BA is looking for ways to cut its soaring pension deficit
Bosses at the airline were meeting union officials to discuss plans to tackle the pensions black hole - which was previously put at £928m.
The widening deficit comes despite BA doubling its contributions and a recent recovery in the stock market.
BA's proposals include raising the retirement age to 65 and capping pay rises to the rate of inflation.
The airline plans to keep its final salary pension scheme, with no increase in staff contribution rates, and will make a £500m one-off payment if unions agree to new arrangements.
However, GMB national officer Ed Blissett said his union would "not accept raising the retirement age to 65 for those who expect to go at 60".
Separate proposals to manage the pensions fund deficit were being planned, the union said.
BA's chief executive Willie Walsh said the company's proposal was "a fair solution"
"The deficit is massive and we must deal with it. It's one of the biggest challenges we face and I'm determined that we will resolve it," he said.
A report by accountants PricewaterhouseCoopers, commissioned by BA pension fund trustees, has suggested that the airline could afford to pay more than a lump sum of £500m into the pensions deficit.
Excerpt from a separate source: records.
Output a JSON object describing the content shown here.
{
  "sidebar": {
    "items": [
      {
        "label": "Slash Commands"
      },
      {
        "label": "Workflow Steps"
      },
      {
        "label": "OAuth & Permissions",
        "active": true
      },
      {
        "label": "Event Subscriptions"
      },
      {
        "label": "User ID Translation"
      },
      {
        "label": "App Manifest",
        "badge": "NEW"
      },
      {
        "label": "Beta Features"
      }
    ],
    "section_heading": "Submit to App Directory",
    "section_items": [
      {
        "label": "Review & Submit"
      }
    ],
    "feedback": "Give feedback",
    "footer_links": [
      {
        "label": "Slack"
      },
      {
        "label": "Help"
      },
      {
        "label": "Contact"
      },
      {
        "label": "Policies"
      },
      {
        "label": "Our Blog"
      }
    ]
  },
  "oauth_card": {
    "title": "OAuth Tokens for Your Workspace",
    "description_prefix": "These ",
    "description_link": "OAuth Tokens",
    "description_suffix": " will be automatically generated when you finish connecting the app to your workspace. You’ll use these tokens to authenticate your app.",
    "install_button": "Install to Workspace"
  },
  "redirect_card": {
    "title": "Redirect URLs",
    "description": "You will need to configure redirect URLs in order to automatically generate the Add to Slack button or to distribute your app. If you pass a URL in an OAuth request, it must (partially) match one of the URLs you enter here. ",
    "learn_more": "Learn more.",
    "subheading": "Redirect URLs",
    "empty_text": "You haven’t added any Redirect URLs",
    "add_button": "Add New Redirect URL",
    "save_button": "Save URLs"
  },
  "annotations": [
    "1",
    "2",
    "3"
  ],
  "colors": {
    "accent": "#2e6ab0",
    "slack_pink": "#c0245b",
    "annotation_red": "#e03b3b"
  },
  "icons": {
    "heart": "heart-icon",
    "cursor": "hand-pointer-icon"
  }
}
But the report said BA could not afford annual contributions of more than £240m, well below the amount needed to pay down the deficit for past pensions as well as future needs.